Task requirements:
Which lines in the records below mention the word "deteksiobjekhijau"? Copy each one out.

Data to examine:
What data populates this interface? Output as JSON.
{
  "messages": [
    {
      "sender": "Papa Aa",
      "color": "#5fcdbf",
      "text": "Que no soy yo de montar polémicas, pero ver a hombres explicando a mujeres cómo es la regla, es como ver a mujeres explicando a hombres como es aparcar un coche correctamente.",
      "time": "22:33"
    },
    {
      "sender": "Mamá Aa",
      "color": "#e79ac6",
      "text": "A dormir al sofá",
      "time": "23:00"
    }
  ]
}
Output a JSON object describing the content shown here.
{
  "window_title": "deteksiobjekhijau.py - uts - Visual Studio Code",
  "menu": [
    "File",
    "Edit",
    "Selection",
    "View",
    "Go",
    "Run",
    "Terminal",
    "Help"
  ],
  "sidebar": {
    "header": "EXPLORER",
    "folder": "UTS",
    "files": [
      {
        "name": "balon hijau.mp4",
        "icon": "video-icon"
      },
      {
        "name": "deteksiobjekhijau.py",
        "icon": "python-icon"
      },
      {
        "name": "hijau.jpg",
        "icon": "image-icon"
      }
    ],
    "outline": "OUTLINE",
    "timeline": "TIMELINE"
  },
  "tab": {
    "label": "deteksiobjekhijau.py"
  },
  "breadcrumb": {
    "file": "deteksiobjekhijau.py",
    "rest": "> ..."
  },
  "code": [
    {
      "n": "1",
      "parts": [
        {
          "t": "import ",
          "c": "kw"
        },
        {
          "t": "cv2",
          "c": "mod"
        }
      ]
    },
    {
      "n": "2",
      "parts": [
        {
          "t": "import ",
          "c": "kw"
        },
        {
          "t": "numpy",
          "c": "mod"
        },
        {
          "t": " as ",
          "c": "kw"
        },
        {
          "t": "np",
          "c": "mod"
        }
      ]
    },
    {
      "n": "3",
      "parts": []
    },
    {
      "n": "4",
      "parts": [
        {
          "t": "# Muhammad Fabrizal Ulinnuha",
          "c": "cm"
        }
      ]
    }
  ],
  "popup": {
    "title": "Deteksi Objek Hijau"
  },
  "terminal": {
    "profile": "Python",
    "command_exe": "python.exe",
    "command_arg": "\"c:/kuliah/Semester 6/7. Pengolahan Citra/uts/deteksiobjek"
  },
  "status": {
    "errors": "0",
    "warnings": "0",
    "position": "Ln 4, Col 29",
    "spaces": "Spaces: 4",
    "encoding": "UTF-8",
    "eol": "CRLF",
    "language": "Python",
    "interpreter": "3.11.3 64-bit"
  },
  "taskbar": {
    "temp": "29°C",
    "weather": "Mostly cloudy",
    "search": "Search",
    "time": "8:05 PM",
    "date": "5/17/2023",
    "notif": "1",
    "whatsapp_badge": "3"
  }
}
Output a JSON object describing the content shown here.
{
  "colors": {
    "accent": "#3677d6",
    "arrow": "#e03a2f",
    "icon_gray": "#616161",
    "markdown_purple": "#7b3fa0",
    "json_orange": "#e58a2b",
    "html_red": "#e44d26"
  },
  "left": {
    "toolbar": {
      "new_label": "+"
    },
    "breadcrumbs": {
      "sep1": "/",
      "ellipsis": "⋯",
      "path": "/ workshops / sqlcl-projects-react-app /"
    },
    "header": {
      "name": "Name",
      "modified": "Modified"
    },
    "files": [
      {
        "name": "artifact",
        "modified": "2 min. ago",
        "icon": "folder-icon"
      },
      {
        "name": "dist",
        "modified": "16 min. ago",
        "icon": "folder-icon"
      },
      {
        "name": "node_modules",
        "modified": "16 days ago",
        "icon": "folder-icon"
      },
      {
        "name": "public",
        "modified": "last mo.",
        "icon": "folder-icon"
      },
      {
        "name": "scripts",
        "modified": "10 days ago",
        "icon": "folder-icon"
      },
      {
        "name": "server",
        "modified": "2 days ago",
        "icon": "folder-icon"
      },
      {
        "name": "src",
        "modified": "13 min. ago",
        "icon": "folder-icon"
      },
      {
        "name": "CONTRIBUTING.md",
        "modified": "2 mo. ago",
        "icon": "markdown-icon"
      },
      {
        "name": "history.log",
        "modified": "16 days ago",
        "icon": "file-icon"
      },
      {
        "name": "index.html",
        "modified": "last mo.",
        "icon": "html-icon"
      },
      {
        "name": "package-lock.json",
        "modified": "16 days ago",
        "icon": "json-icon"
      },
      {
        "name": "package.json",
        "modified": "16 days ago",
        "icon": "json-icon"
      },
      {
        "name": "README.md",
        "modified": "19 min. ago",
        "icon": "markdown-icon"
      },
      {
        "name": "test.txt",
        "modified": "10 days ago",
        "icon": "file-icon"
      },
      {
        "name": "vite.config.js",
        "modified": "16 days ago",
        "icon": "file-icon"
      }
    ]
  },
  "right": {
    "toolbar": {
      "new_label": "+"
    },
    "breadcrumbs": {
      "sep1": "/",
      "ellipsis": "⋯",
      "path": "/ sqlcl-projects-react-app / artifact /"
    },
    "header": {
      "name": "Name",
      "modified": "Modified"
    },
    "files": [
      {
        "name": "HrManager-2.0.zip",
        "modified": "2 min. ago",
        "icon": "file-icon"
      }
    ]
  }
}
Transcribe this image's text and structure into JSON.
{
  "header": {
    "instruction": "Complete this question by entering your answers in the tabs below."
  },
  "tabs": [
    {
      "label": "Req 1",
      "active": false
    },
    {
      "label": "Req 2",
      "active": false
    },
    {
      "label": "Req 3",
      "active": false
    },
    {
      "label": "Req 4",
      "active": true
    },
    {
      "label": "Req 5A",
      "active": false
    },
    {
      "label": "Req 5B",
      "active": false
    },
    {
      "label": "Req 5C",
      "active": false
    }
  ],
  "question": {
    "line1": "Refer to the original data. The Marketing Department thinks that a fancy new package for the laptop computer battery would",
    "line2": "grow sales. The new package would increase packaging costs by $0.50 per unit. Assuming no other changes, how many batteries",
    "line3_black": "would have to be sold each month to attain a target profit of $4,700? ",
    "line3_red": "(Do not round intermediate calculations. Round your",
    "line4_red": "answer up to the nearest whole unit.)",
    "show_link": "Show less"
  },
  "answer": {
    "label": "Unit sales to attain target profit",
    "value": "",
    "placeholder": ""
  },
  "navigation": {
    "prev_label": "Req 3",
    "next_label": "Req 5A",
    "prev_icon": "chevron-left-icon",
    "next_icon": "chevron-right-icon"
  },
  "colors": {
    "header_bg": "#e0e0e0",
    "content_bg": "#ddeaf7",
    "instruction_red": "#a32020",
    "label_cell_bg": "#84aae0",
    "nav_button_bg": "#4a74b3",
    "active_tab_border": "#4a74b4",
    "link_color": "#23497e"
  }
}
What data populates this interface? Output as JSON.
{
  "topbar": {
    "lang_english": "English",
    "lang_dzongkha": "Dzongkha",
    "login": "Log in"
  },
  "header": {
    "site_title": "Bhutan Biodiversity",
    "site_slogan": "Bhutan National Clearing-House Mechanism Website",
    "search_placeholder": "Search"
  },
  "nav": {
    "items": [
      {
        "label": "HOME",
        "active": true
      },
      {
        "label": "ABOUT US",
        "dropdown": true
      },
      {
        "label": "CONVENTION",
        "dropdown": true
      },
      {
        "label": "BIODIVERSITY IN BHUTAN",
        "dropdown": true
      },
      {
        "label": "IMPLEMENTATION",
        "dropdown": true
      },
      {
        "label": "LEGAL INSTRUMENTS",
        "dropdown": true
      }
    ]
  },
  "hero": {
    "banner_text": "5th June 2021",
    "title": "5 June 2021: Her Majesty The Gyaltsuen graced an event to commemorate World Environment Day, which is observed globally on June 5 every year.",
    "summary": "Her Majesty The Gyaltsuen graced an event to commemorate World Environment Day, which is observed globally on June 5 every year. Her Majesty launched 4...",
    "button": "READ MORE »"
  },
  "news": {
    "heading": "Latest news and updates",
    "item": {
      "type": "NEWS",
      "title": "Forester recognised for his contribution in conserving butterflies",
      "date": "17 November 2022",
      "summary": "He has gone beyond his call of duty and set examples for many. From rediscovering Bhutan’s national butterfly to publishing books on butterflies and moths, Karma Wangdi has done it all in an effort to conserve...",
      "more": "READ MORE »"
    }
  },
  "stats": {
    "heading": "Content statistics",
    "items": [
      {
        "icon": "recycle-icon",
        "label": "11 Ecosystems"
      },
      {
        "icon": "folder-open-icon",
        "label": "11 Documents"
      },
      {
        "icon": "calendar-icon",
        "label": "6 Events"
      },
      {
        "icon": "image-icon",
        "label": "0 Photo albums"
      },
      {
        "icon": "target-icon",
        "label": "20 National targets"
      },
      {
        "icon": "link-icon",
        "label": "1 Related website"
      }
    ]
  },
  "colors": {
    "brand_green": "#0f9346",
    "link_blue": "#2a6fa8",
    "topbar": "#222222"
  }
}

Expected answer:
  "window_title": "deteksiobjekhijau.py - uts - Visual Studio Code",
        "name": "deteksiobjekhijau.py",
    "label": "deteksiobjekhijau.py"
    "file": "deteksiobjekhijau.py",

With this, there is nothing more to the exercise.